Each of these strategies comes with unique caveats. In the latter scenario, a manual sub-inventory transfer becomes a much more involved process for the forklift operator, and it introduces the risk of mistyping the quantity or lot number for the given material when entering the data. In the former scenario, manufacturing facilities that are part of a larger network of plants (e.g., a company with nationwide operations) might face difficulties in adhering to standardization policies and practices. Changing the label format at one plant might impact the ability of another plant within the company to integrate those material containers within their own warehouse management systems if they are shipped over to support operations at the second plant.

Figure 2: Label with a unique ID in its barcode and a QR code containing item, lot and quantity data for manual sub-inventory transfer. Courtesy: Niagara Bottling

Figure 2: Label with a unique ID in its barcode and a QR code containing item, lot and quantity data for manual sub-inventory transfer. Courtesy: Niagara Bottling

If an LMS-commissioned plant seeks to optimize warehouse space by altering its storage locations, ensuring that the new locations are mapped within the boundaries of the warehouse management system (which communicates with LMS) will help avoid loss of material traceability. If the objective is to implement a FIFO method, the LMS-commissioned plant should use AGVs on a warehouse management system platform explicitly designed to accommodate FIFO, so there is no need for manual sub-inventory transfers or forklifts.

Figure 2: Label with a unique ID in its barcode and a QR code containing item, lot and quantity data for manual sub-inventory transfer. Courtesy: Niagara Bottling

Figure 2: Label with a unique ID in its barcode and a QR code containing item, lot and quantity data for manual sub-inventory transfer. Courtesy: Niagara Bottling

Losing the ability to automatically trace materials can delay production, require unplanned expenditures for replacement materials, damage customer relationships and ultimately impact a manufacturer’s bottom line. In the event of an audit, robust material traceability provides a valuable functionality that allows for determining the source of a defect anywhere along a product’s lifecycle. Because manufacturers must be able to minimize downtime and constraints on plant personnel, maintaining material traceability is paramount, and should be a focal point in any attempt to optimize warehouse space.

Oladeji Andrew is a manufacturing technology lead project engineer at Niagara Bottling LLC, the leading manufacturer of private label bottled water in the U.S. He specializes in leading-edge composite plastic materials fabrication and LMS commissioning and troubleshooting, supporting existing LMS systems and developing new LMS installations at multiple Niagara Bottling plants across the U.S. Among his broad equipment and engineering responsibilities, including design, application and process improvement, Andrew is applying his expertise in production line automation, track and trace, material management and order management in his oversight of a four-line LMS commissioning project that is one of the company’s largest plant installations.

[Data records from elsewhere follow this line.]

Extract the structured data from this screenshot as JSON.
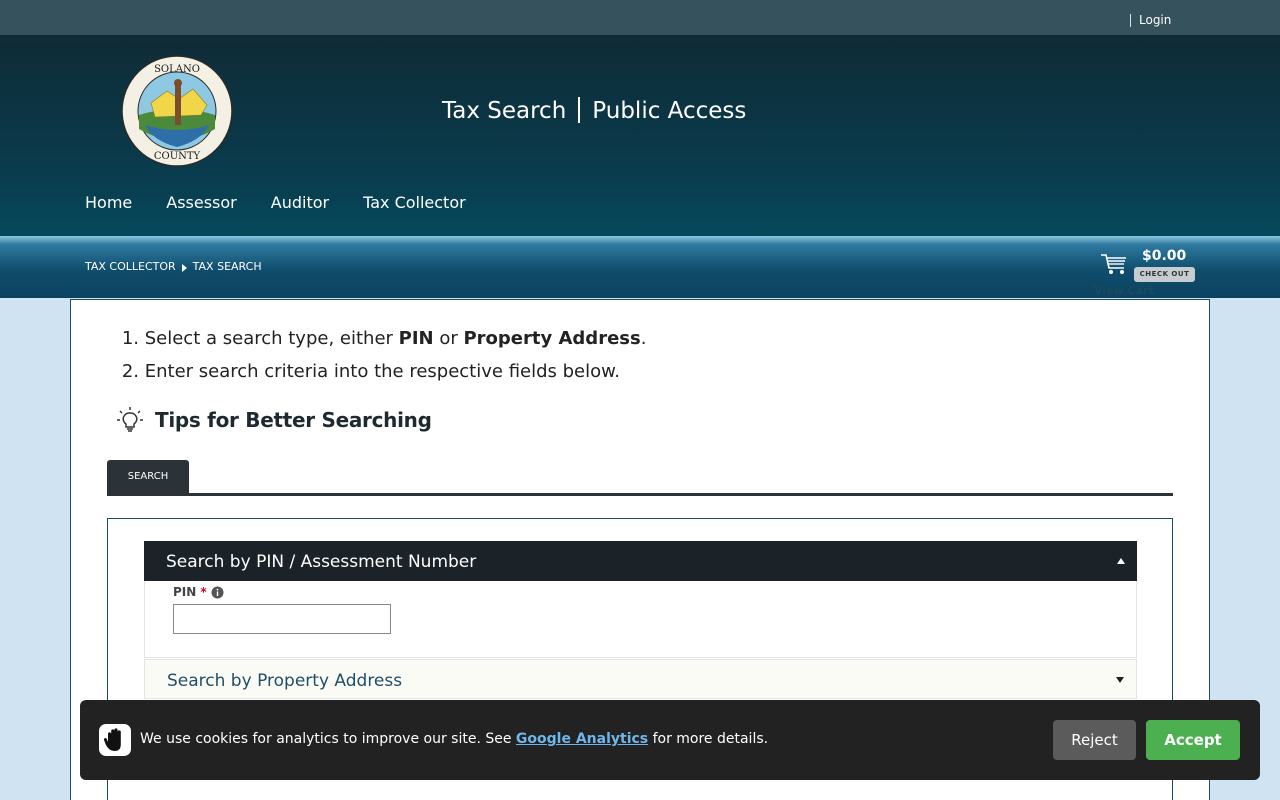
{
  "topbar": {
    "login_label": "Login"
  },
  "header": {
    "title_left": "Tax Search",
    "title_right": "Public Access",
    "logo_text_top": "SOLANO",
    "logo_text_bottom": "COUNTY"
  },
  "nav": {
    "items": [
      {
        "label": "Home"
      },
      {
        "label": "Assessor"
      },
      {
        "label": "Auditor"
      },
      {
        "label": "Tax Collector"
      }
    ]
  },
  "breadcrumb": {
    "items": [
      {
        "label": "TAX COLLECTOR"
      },
      {
        "label": "TAX SEARCH"
      }
    ]
  },
  "cart": {
    "amount": "$0.00",
    "checkout_label": "CHECK OUT",
    "view_label": "View Cart"
  },
  "instructions": {
    "step1": {
      "num": "1.",
      "prefix": "Select a search type, either ",
      "bold1": "PIN",
      "middle": " or ",
      "bold2": "Property Address",
      "suffix": "."
    },
    "step2": {
      "num": "2.",
      "text": "Enter search criteria into the respective fields below."
    }
  },
  "tips": {
    "label": "Tips for Better Searching"
  },
  "tabs": {
    "search_label": "SEARCH"
  },
  "panels": {
    "pin": {
      "title": "Search by PIN / Assessment Number",
      "field_label": "PIN",
      "required_mark": "*",
      "value": ""
    },
    "address": {
      "title": "Search by Property Address"
    }
  },
  "cookie": {
    "text_before": "We use cookies for analytics to improve our site. See ",
    "link_label": "Google Analytics",
    "text_after": " for more details.",
    "reject_label": "Reject",
    "accept_label": "Accept"
  },
  "colors": {
    "header_bg": "#093c4e",
    "topbar_bg": "#35525d",
    "accept": "#4caf50",
    "reject": "#5b5b5b",
    "panel_dark": "#1b2328",
    "link": "#6fb7ea"
  }
}
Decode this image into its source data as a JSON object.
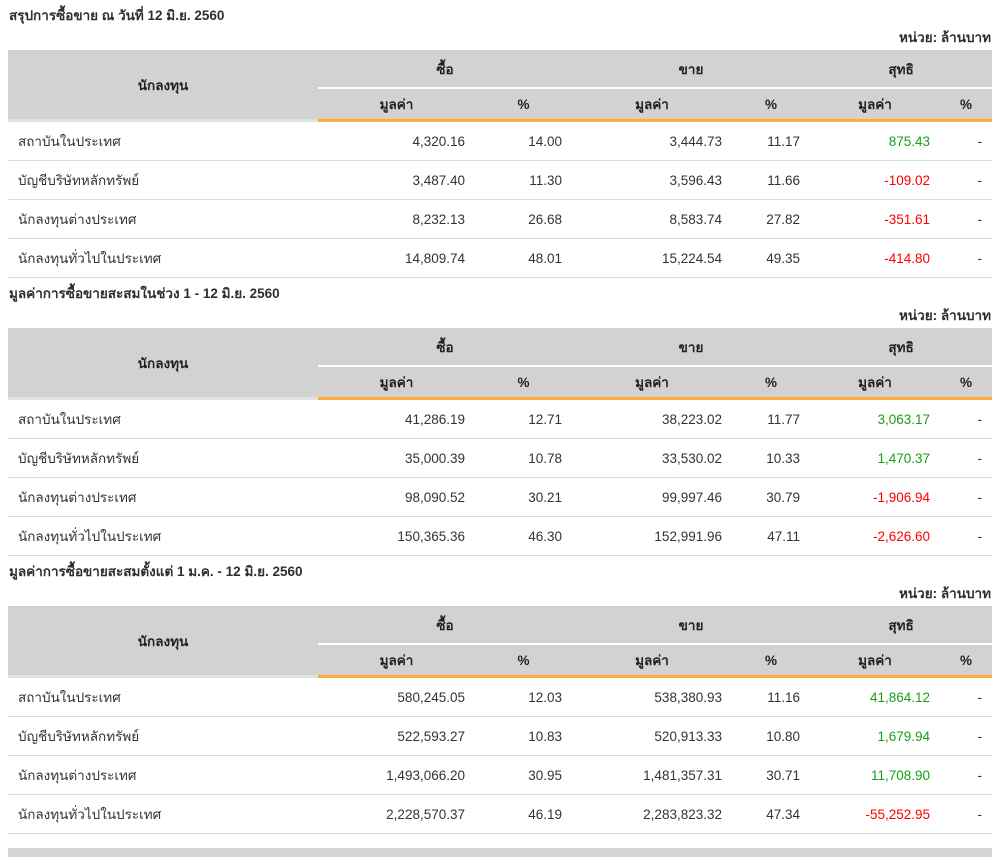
{
  "page": {
    "unit_label": "หน่วย: ล้านบาท"
  },
  "columns": {
    "investor": "นักลงทุน",
    "buy": "ซื้อ",
    "sell": "ขาย",
    "net": "สุทธิ",
    "value": "มูลค่า",
    "percent": "%"
  },
  "colors": {
    "header_bg": "#d2d2d2",
    "accent_orange": "#fbac3c",
    "positive_green": "#17a017",
    "negative_red": "#ff0000"
  },
  "tables": [
    {
      "title": "สรุปการซื้อขาย ณ วันที่ 12 มิ.ย. 2560",
      "rows": [
        {
          "investor": "สถาบันในประเทศ",
          "buy_value": "4,320.16",
          "buy_pct": "14.00",
          "sell_value": "3,444.73",
          "sell_pct": "11.17",
          "net_value": "875.43",
          "net_pct": "-"
        },
        {
          "investor": "บัญชีบริษัทหลักทรัพย์",
          "buy_value": "3,487.40",
          "buy_pct": "11.30",
          "sell_value": "3,596.43",
          "sell_pct": "11.66",
          "net_value": "-109.02",
          "net_pct": "-"
        },
        {
          "investor": "นักลงทุนต่างประเทศ",
          "buy_value": "8,232.13",
          "buy_pct": "26.68",
          "sell_value": "8,583.74",
          "sell_pct": "27.82",
          "net_value": "-351.61",
          "net_pct": "-"
        },
        {
          "investor": "นักลงทุนทั่วไปในประเทศ",
          "buy_value": "14,809.74",
          "buy_pct": "48.01",
          "sell_value": "15,224.54",
          "sell_pct": "49.35",
          "net_value": "-414.80",
          "net_pct": "-"
        }
      ]
    },
    {
      "title": "มูลค่าการซื้อขายสะสมในช่วง 1 - 12 มิ.ย. 2560",
      "rows": [
        {
          "investor": "สถาบันในประเทศ",
          "buy_value": "41,286.19",
          "buy_pct": "12.71",
          "sell_value": "38,223.02",
          "sell_pct": "11.77",
          "net_value": "3,063.17",
          "net_pct": "-"
        },
        {
          "investor": "บัญชีบริษัทหลักทรัพย์",
          "buy_value": "35,000.39",
          "buy_pct": "10.78",
          "sell_value": "33,530.02",
          "sell_pct": "10.33",
          "net_value": "1,470.37",
          "net_pct": "-"
        },
        {
          "investor": "นักลงทุนต่างประเทศ",
          "buy_value": "98,090.52",
          "buy_pct": "30.21",
          "sell_value": "99,997.46",
          "sell_pct": "30.79",
          "net_value": "-1,906.94",
          "net_pct": "-"
        },
        {
          "investor": "นักลงทุนทั่วไปในประเทศ",
          "buy_value": "150,365.36",
          "buy_pct": "46.30",
          "sell_value": "152,991.96",
          "sell_pct": "47.11",
          "net_value": "-2,626.60",
          "net_pct": "-"
        }
      ]
    },
    {
      "title": "มูลค่าการซื้อขายสะสมตั้งแต่ 1 ม.ค. - 12 มิ.ย. 2560",
      "rows": [
        {
          "investor": "สถาบันในประเทศ",
          "buy_value": "580,245.05",
          "buy_pct": "12.03",
          "sell_value": "538,380.93",
          "sell_pct": "11.16",
          "net_value": "41,864.12",
          "net_pct": "-"
        },
        {
          "investor": "บัญชีบริษัทหลักทรัพย์",
          "buy_value": "522,593.27",
          "buy_pct": "10.83",
          "sell_value": "520,913.33",
          "sell_pct": "10.80",
          "net_value": "1,679.94",
          "net_pct": "-"
        },
        {
          "investor": "นักลงทุนต่างประเทศ",
          "buy_value": "1,493,066.20",
          "buy_pct": "30.95",
          "sell_value": "1,481,357.31",
          "sell_pct": "30.71",
          "net_value": "11,708.90",
          "net_pct": "-"
        },
        {
          "investor": "นักลงทุนทั่วไปในประเทศ",
          "buy_value": "2,228,570.37",
          "buy_pct": "46.19",
          "sell_value": "2,283,823.32",
          "sell_pct": "47.34",
          "net_value": "-55,252.95",
          "net_pct": "-"
        }
      ]
    }
  ]
}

Oladeji Andrew
Author Bio: Oladeji Andrew is a manufacturing technology lead project engineer at Niagara Bottling LLC, the leading manufacturer of private label bottled water in the U.S. He specializes in leading-edge composite plastic materials fabrication and LMS commissioning and troubleshooting, supporting existing LMS systems and developing new LMS installations at multiple Niagara Bottling plants across the U.S. Among his broad equipment and engineering responsibilities, including design, application and process improvement, Andrew is applying his expertise in production line automation, track and trace, material management and order management in his oversight of a four-line LMS commissioning project that is one of the company’s largest plant installations.